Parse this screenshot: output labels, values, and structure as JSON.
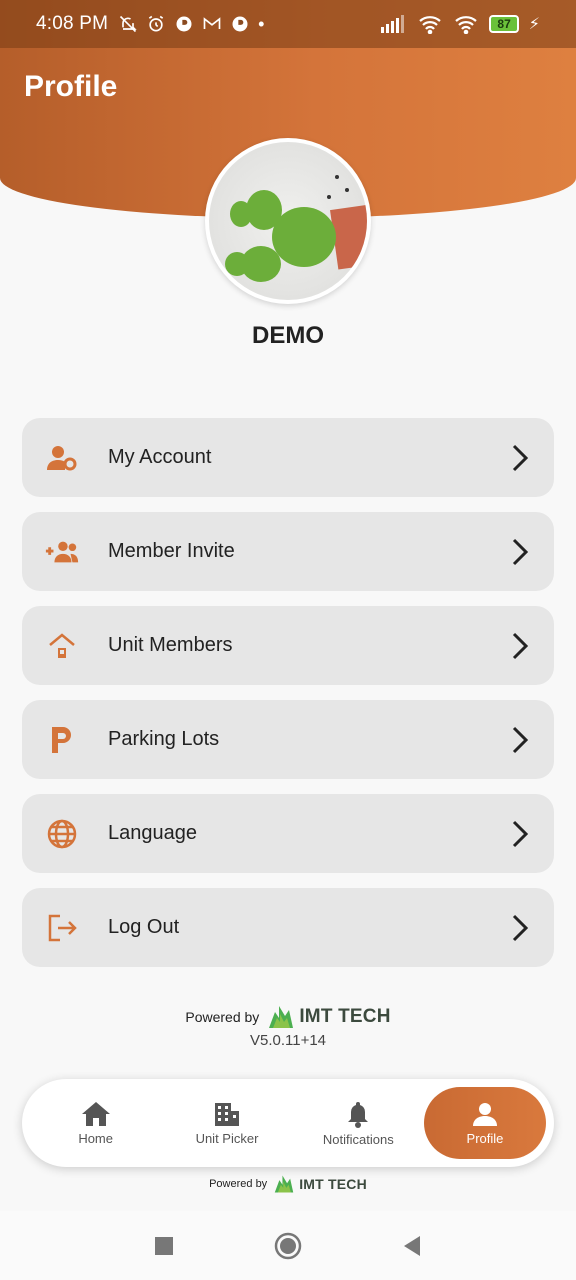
{
  "status_bar": {
    "time": "4:08 PM",
    "battery": "87"
  },
  "header": {
    "title": "Profile"
  },
  "profile": {
    "username": "DEMO"
  },
  "menu": [
    {
      "label": "My Account",
      "icon": "account-settings-icon"
    },
    {
      "label": "Member Invite",
      "icon": "add-members-icon"
    },
    {
      "label": "Unit Members",
      "icon": "home-icon"
    },
    {
      "label": "Parking Lots",
      "icon": "parking-icon"
    },
    {
      "label": "Language",
      "icon": "globe-icon"
    },
    {
      "label": "Log Out",
      "icon": "logout-icon"
    }
  ],
  "footer": {
    "powered_by": "Powered by",
    "brand": "IMT TECH",
    "version": "V5.0.11+14"
  },
  "bottom_nav": [
    {
      "label": "Home",
      "icon": "home-icon"
    },
    {
      "label": "Unit Picker",
      "icon": "building-icon"
    },
    {
      "label": "Notifications",
      "icon": "bell-icon"
    },
    {
      "label": "Profile",
      "icon": "person-icon",
      "active": true
    }
  ],
  "colors": {
    "accent": "#d4743a",
    "brand_green": "#4caf50"
  }
}
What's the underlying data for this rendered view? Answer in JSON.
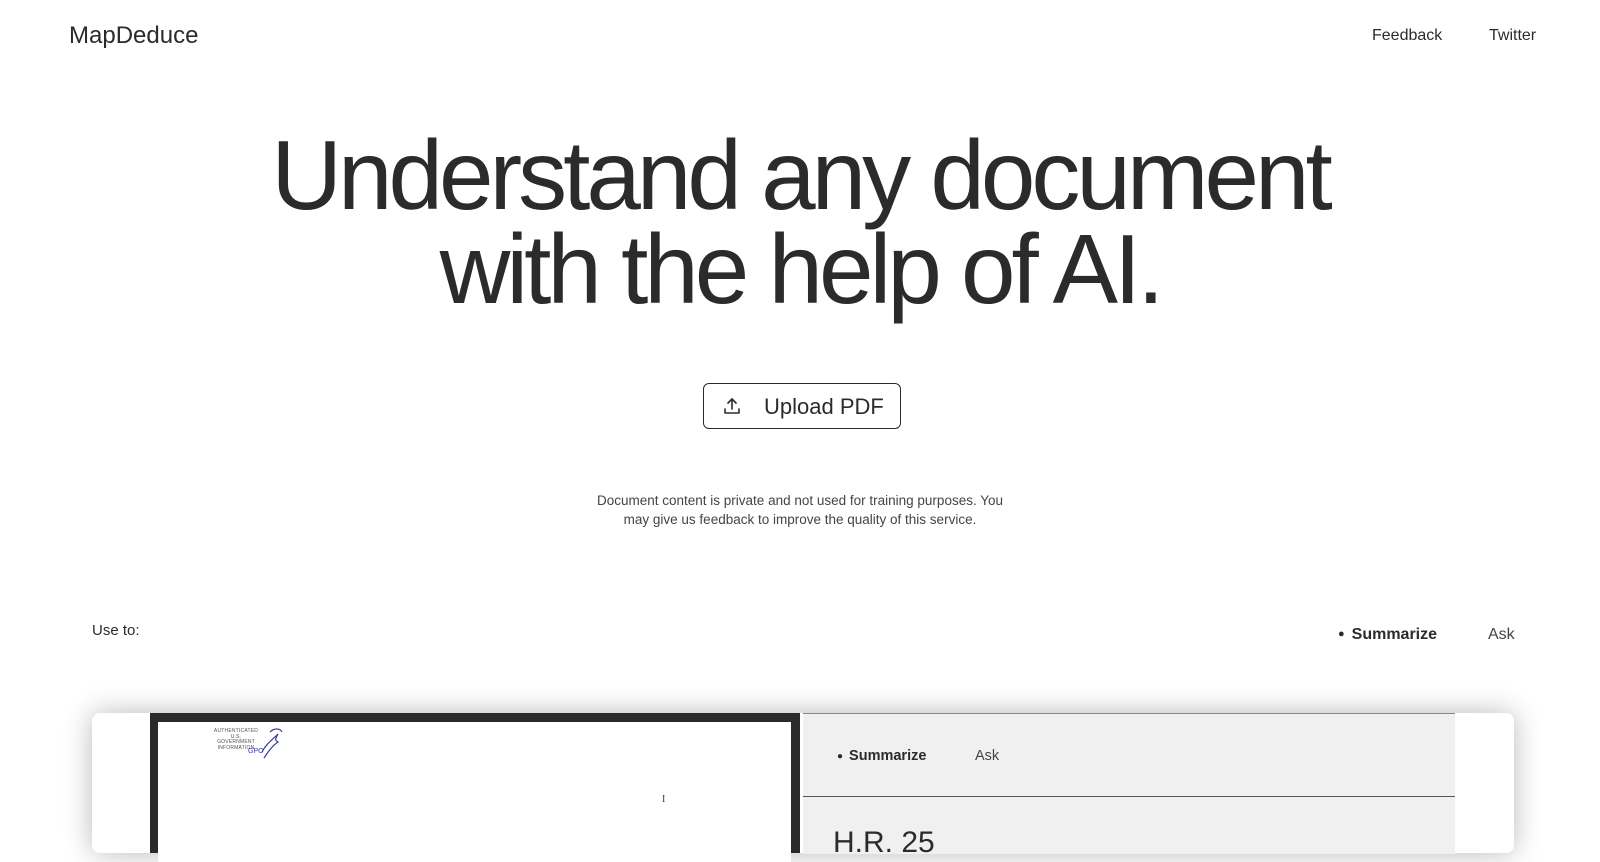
{
  "header": {
    "logo": "MapDeduce",
    "nav": {
      "feedback": "Feedback",
      "twitter": "Twitter"
    }
  },
  "hero": {
    "line1": "Understand any document",
    "line2": "with the help of AI."
  },
  "upload": {
    "label": "Upload PDF",
    "icon": "upload-icon"
  },
  "privacy": {
    "line1": "Document content is private and not used for training purposes. You",
    "line2": "may give us feedback to improve the quality of this service."
  },
  "modes": {
    "label": "Use to:",
    "tabs": [
      {
        "label": "Summarize",
        "active": true
      },
      {
        "label": "Ask",
        "active": false
      }
    ]
  },
  "preview": {
    "document": {
      "seal_text": "AUTHENTICATED U.S. GOVERNMENT INFORMATION",
      "seal_label": "GPO",
      "mark": "I"
    },
    "panel": {
      "tabs": [
        {
          "label": "Summarize",
          "active": true
        },
        {
          "label": "Ask",
          "active": false
        }
      ],
      "heading": "H.R. 25"
    }
  },
  "colors": {
    "text": "#2b2b2b",
    "panel_bg": "#f0f0f0",
    "frame": "#2a2a2a",
    "seal": "#3a3aa0"
  }
}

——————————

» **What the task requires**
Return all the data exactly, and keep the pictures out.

» **Answer section**
Parse this screenshot: output labels, values, and structure as JSON.
{
  "status_bar": {
    "time": "4:08 PM",
    "battery": "87"
  },
  "header": {
    "title": "Profile"
  },
  "profile": {
    "username": "DEMO"
  },
  "menu": [
    {
      "label": "My Account",
      "icon": "account-settings-icon"
    },
    {
      "label": "Member Invite",
      "icon": "add-members-icon"
    },
    {
      "label": "Unit Members",
      "icon": "home-icon"
    },
    {
      "label": "Parking Lots",
      "icon": "parking-icon"
    },
    {
      "label": "Language",
      "icon": "globe-icon"
    },
    {
      "label": "Log Out",
      "icon": "logout-icon"
    }
  ],
  "footer": {
    "powered_by": "Powered by",
    "brand": "IMT TECH",
    "version": "V5.0.11+14"
  },
  "bottom_nav": [
    {
      "label": "Home",
      "icon": "home-icon"
    },
    {
      "label": "Unit Picker",
      "icon": "building-icon"
    },
    {
      "label": "Notifications",
      "icon": "bell-icon"
    },
    {
      "label": "Profile",
      "icon": "person-icon",
      "active": true
    }
  ],
  "colors": {
    "accent": "#d4743a",
    "brand_green": "#4caf50"
  }
}
What's the underlying data for this rendered view? Answer in JSON.
{
  "header": {
    "logo": "MapDeduce",
    "nav": {
      "feedback": "Feedback",
      "twitter": "Twitter"
    }
  },
  "hero": {
    "line1": "Understand any document",
    "line2": "with the help of AI."
  },
  "upload": {
    "label": "Upload PDF",
    "icon": "upload-icon"
  },
  "privacy": {
    "line1": "Document content is private and not used for training purposes. You",
    "line2": "may give us feedback to improve the quality of this service."
  },
  "modes": {
    "label": "Use to:",
    "tabs": [
      {
        "label": "Summarize",
        "active": true
      },
      {
        "label": "Ask",
        "active": false
      }
    ]
  },
  "preview": {
    "document": {
      "seal_text": "AUTHENTICATED U.S. GOVERNMENT INFORMATION",
      "seal_label": "GPO",
      "mark": "I"
    },
    "panel": {
      "tabs": [
        {
          "label": "Summarize",
          "active": true
        },
        {
          "label": "Ask",
          "active": false
        }
      ],
      "heading": "H.R. 25"
    }
  },
  "colors": {
    "text": "#2b2b2b",
    "panel_bg": "#f0f0f0",
    "frame": "#2a2a2a",
    "seal": "#3a3aa0"
  }
}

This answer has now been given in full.